■ TASK BRIEF
Using the records provided below, locate and copy each line that contains the word "update".

■ Items from a data source
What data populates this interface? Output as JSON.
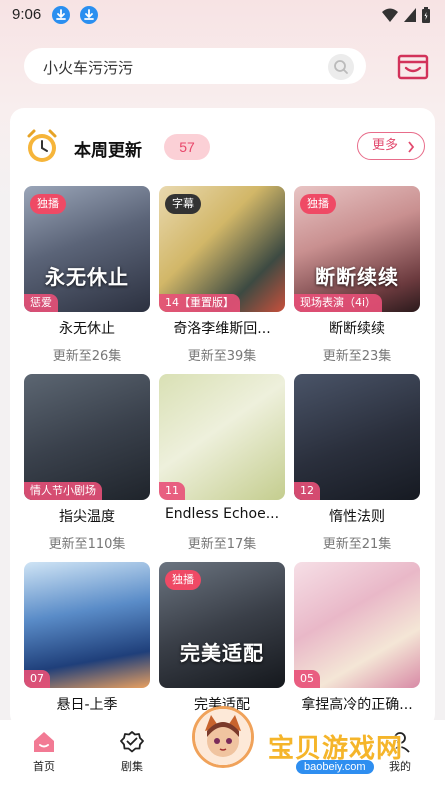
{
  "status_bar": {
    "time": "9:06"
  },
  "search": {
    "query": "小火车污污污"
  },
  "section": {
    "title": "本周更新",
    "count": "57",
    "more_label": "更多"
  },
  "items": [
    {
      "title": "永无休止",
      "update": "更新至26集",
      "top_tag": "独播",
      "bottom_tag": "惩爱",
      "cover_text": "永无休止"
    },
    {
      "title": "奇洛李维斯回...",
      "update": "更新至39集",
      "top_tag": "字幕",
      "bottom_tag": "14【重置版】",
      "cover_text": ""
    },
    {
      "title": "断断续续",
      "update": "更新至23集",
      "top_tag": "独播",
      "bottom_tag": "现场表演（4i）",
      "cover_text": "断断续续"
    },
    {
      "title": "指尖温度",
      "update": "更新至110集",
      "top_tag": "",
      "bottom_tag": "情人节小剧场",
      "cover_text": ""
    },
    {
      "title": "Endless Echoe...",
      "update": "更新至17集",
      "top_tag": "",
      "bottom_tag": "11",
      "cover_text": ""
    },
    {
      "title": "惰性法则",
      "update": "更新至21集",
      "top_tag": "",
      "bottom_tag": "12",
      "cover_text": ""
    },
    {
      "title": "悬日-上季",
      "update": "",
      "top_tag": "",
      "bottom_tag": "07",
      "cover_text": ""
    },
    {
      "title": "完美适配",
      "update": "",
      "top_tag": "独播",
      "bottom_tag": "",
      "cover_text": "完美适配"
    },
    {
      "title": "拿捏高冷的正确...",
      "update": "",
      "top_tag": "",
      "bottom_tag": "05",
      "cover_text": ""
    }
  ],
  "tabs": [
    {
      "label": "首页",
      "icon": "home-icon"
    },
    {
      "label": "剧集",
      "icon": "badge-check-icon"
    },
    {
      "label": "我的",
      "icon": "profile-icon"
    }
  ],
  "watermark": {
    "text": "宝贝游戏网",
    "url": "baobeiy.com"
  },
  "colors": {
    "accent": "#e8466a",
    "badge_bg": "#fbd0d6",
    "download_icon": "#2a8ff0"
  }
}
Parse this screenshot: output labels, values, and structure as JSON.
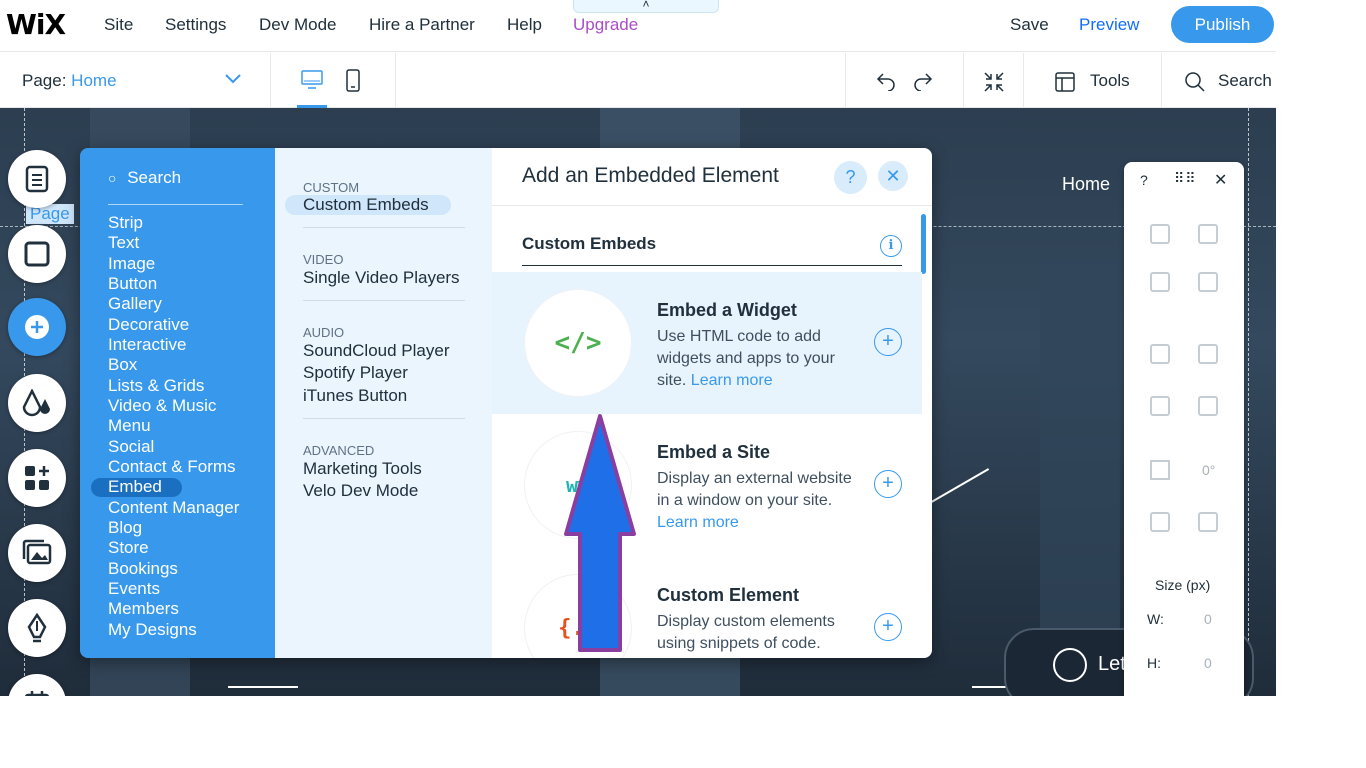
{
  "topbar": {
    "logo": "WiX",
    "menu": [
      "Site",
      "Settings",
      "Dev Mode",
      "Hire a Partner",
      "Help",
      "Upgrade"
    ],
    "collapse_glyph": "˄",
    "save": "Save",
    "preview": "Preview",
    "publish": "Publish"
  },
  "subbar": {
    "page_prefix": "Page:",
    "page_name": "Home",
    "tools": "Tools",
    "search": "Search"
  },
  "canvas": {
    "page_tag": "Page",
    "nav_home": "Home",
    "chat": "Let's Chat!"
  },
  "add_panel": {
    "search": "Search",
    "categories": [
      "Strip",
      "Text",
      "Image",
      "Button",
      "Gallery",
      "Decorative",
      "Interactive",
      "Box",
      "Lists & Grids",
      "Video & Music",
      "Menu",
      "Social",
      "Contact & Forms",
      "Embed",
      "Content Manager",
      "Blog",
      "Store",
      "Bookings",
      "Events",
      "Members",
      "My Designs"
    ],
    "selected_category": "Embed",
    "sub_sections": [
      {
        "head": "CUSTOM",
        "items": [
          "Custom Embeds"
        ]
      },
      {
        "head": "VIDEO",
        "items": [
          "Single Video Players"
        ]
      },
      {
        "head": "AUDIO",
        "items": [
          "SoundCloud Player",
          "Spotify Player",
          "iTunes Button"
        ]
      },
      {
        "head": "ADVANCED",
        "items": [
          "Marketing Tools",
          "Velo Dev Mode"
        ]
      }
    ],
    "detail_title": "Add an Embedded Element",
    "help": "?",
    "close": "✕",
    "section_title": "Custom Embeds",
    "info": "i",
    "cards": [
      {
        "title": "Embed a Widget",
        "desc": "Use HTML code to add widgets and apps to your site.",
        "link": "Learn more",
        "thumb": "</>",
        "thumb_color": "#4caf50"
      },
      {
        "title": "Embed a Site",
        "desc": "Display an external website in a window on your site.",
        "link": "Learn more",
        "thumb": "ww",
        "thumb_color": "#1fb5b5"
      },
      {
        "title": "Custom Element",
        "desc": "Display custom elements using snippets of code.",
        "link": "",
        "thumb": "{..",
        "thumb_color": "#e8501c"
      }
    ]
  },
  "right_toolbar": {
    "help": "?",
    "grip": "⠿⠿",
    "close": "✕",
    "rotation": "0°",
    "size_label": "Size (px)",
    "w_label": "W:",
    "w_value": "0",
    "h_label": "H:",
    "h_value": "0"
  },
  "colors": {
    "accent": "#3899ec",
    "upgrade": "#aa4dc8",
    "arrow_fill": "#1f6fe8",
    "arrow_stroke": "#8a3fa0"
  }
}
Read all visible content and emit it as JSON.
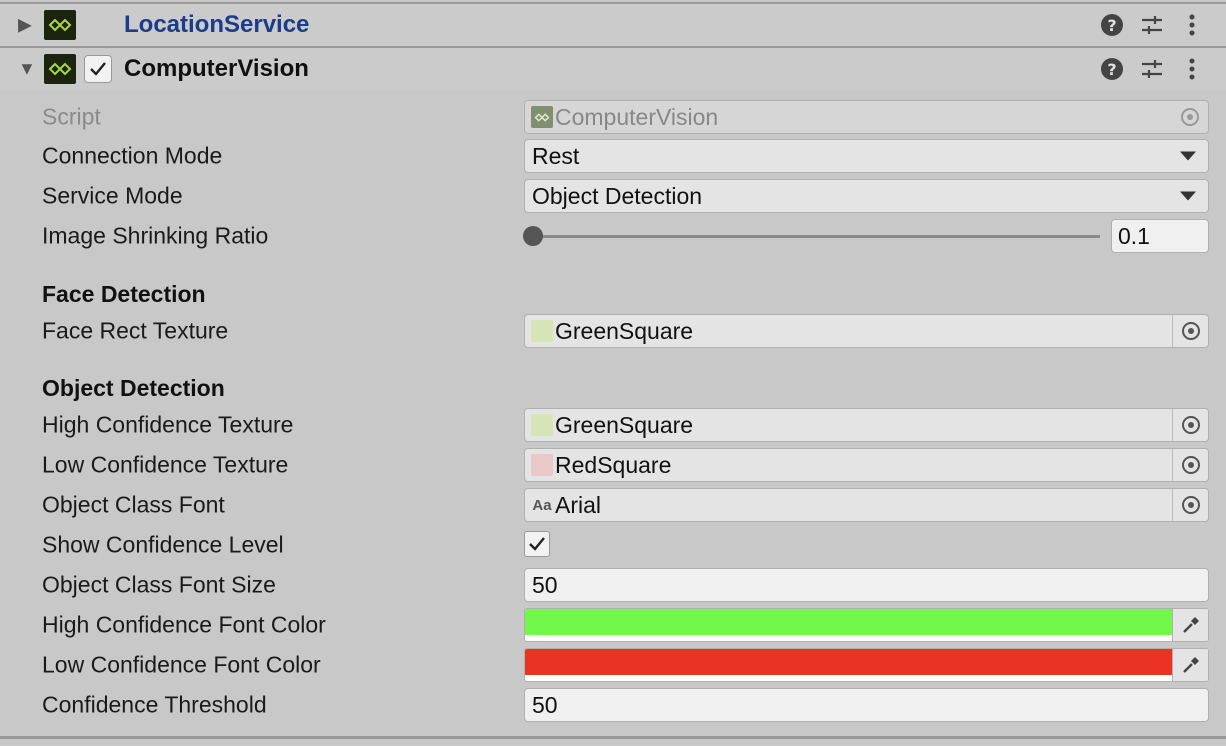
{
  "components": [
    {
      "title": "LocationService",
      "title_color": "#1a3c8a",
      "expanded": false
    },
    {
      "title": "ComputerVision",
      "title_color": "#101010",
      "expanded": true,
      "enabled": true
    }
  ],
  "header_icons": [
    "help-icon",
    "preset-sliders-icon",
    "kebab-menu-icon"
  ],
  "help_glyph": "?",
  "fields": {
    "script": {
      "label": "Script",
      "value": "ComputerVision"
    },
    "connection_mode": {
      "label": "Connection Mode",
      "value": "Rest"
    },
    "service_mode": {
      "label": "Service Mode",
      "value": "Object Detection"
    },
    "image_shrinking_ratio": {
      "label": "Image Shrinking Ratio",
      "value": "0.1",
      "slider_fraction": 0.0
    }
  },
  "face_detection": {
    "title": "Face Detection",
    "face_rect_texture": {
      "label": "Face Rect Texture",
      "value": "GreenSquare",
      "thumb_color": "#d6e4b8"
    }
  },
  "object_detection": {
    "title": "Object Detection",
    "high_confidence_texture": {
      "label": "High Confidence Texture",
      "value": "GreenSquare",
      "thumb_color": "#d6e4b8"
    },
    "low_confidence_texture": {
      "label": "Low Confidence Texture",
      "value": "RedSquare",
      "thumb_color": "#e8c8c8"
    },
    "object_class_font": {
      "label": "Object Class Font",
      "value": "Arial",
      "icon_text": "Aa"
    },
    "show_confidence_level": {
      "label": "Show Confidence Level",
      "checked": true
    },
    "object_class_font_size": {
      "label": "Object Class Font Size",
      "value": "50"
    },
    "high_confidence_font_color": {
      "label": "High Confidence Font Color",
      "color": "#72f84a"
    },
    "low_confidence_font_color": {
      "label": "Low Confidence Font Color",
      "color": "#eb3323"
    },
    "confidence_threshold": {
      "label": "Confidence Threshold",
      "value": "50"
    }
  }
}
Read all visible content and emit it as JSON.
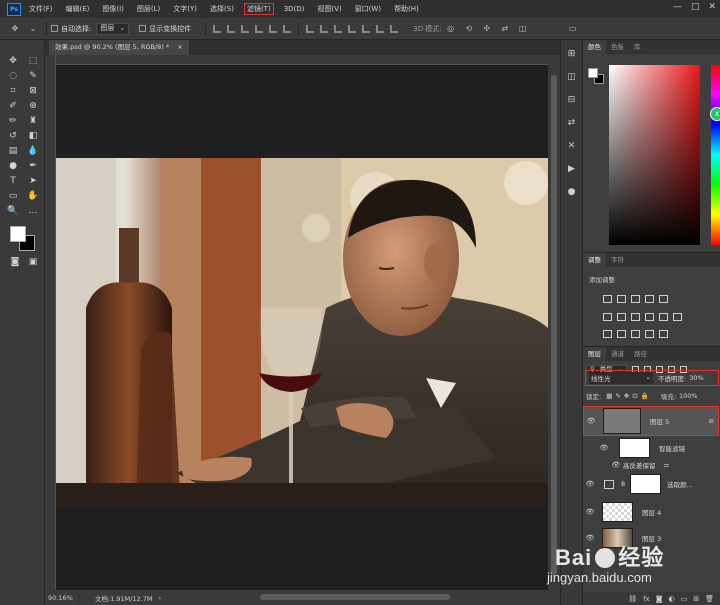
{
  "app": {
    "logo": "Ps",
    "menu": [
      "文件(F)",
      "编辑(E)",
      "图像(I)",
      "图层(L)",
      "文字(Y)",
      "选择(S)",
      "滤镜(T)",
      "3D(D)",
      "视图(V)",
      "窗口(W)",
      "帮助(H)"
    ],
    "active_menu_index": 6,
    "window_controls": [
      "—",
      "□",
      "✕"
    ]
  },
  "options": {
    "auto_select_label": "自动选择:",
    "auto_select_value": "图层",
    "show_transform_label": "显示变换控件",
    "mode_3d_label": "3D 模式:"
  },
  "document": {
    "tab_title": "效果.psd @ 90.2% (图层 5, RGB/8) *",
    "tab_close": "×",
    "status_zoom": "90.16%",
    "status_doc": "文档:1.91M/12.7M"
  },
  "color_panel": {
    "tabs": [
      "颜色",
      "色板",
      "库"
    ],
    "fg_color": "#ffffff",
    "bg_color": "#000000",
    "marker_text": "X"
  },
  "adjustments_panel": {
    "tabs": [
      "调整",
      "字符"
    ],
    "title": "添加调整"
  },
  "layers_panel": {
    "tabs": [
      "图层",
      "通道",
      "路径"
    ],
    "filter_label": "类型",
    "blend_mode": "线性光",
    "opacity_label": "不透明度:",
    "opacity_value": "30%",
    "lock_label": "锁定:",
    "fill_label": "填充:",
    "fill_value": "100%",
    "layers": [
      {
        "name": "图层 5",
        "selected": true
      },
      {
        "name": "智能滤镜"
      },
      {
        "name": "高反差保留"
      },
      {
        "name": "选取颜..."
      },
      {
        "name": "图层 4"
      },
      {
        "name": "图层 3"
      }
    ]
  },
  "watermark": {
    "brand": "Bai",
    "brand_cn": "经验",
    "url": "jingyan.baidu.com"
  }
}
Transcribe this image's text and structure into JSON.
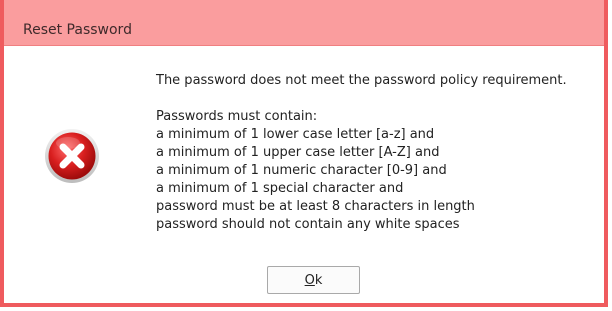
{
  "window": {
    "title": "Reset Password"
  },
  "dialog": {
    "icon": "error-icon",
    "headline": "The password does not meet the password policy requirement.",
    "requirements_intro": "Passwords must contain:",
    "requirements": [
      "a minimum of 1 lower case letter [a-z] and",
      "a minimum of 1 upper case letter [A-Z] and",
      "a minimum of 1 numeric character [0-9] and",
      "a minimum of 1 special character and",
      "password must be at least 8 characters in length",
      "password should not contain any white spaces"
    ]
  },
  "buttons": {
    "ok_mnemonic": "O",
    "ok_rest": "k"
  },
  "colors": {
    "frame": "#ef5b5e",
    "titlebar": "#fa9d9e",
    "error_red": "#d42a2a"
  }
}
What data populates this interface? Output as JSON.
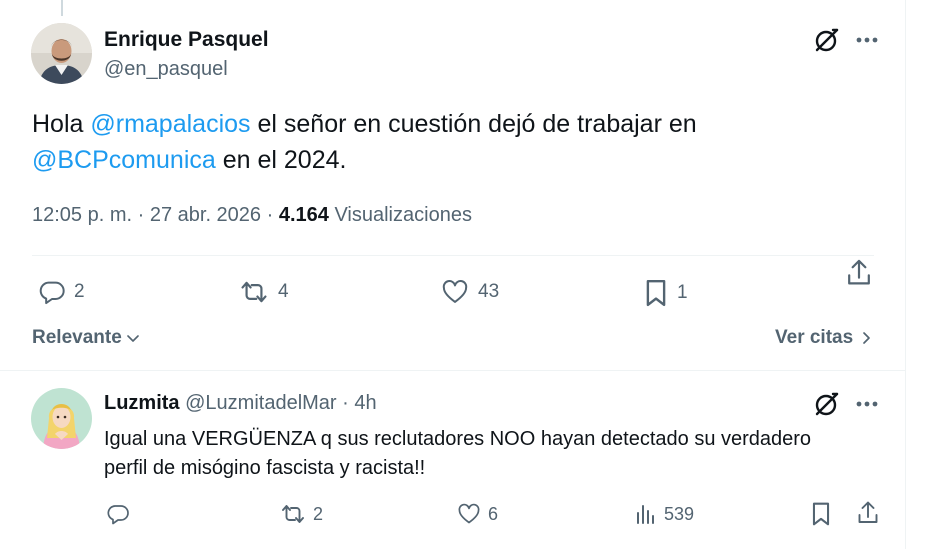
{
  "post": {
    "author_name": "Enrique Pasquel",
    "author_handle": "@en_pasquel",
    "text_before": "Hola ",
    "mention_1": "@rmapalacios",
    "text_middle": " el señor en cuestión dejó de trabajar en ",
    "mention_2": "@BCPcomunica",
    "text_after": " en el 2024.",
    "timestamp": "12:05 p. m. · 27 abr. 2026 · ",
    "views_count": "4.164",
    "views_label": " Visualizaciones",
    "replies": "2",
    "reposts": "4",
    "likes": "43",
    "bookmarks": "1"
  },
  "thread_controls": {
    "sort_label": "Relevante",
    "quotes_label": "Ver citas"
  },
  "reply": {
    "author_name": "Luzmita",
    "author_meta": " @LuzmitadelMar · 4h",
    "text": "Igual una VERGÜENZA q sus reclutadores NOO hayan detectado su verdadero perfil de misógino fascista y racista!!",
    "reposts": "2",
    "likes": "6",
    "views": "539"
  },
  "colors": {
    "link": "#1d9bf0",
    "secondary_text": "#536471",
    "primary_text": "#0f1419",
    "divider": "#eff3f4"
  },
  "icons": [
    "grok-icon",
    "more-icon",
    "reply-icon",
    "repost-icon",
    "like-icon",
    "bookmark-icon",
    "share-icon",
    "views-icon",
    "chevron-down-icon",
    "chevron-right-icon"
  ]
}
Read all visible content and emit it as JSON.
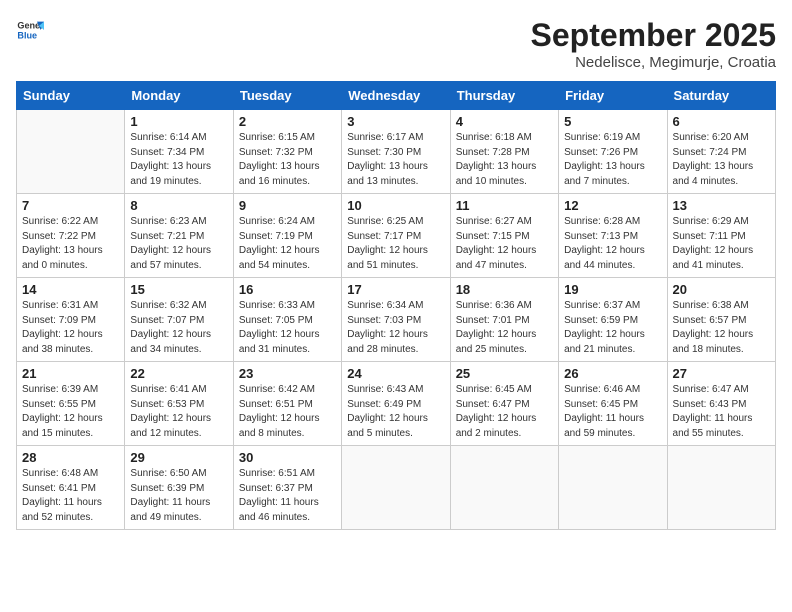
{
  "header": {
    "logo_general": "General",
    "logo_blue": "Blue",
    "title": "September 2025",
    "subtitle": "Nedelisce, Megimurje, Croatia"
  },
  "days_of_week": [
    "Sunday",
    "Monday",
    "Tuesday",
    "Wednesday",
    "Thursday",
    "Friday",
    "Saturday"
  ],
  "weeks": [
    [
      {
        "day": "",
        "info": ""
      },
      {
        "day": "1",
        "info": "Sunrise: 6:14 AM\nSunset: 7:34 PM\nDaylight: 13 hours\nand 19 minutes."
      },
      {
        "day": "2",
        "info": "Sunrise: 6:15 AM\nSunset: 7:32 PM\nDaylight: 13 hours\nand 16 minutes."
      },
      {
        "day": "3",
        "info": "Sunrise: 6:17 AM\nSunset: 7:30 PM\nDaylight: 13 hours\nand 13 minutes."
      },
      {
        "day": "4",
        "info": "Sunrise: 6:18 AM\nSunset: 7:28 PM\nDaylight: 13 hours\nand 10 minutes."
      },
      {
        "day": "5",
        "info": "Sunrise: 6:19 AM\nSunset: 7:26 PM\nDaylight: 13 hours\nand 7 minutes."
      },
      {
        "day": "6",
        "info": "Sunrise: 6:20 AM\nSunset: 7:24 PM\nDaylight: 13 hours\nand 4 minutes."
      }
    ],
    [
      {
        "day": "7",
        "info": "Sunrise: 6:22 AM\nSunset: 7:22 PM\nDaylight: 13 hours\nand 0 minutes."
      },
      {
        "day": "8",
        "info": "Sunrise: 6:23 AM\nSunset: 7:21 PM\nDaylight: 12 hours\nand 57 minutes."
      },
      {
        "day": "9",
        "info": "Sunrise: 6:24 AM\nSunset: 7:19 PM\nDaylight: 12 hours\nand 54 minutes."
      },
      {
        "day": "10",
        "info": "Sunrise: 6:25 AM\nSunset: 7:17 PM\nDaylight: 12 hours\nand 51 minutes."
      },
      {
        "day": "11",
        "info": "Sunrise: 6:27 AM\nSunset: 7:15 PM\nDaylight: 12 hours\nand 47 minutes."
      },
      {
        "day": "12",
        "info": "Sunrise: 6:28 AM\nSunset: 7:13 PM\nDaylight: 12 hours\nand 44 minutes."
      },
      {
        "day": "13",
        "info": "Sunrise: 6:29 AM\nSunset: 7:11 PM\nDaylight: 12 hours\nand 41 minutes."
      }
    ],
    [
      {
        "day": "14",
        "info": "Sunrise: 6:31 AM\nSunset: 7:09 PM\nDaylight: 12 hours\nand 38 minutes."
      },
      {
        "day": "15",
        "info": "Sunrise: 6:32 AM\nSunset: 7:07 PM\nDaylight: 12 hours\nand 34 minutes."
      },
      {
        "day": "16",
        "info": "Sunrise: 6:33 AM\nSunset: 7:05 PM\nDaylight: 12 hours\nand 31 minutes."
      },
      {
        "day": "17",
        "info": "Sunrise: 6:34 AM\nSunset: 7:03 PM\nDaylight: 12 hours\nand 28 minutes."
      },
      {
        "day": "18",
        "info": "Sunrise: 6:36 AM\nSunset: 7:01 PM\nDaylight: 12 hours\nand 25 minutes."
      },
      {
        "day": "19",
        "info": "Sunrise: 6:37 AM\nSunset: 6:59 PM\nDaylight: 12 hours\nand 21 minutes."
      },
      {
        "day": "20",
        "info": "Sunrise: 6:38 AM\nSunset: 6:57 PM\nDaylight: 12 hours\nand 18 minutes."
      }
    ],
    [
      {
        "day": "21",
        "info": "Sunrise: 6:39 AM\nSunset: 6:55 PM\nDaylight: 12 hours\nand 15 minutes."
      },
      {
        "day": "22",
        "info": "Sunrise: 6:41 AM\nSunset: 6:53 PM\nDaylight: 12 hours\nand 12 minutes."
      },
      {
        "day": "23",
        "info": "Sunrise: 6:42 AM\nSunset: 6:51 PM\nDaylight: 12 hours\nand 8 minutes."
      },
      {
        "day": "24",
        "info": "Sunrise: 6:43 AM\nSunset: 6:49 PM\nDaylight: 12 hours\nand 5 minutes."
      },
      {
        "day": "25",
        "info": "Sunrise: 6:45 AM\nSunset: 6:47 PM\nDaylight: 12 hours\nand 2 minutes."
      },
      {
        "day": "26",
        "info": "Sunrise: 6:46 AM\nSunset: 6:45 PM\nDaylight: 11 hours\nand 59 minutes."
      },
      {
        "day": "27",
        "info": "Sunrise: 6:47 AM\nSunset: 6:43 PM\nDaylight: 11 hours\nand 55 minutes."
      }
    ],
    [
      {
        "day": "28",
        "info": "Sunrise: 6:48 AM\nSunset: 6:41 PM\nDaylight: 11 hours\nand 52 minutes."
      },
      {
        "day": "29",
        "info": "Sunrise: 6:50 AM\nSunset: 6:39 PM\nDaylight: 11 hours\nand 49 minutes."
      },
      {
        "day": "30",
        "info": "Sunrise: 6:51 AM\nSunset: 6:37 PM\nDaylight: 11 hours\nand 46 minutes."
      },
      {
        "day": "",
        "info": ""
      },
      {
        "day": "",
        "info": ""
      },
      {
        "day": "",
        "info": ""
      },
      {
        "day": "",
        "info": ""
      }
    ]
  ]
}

■ WRITTEN ANSWER
      "update": "更新至26集",
      "update": "更新至39集",
      "update": "更新至23集",
      "update": "更新至110集",
      "update": "更新至17集",
      "update": "更新至21集",
      "update": "",
      "update": "",
      "update": "",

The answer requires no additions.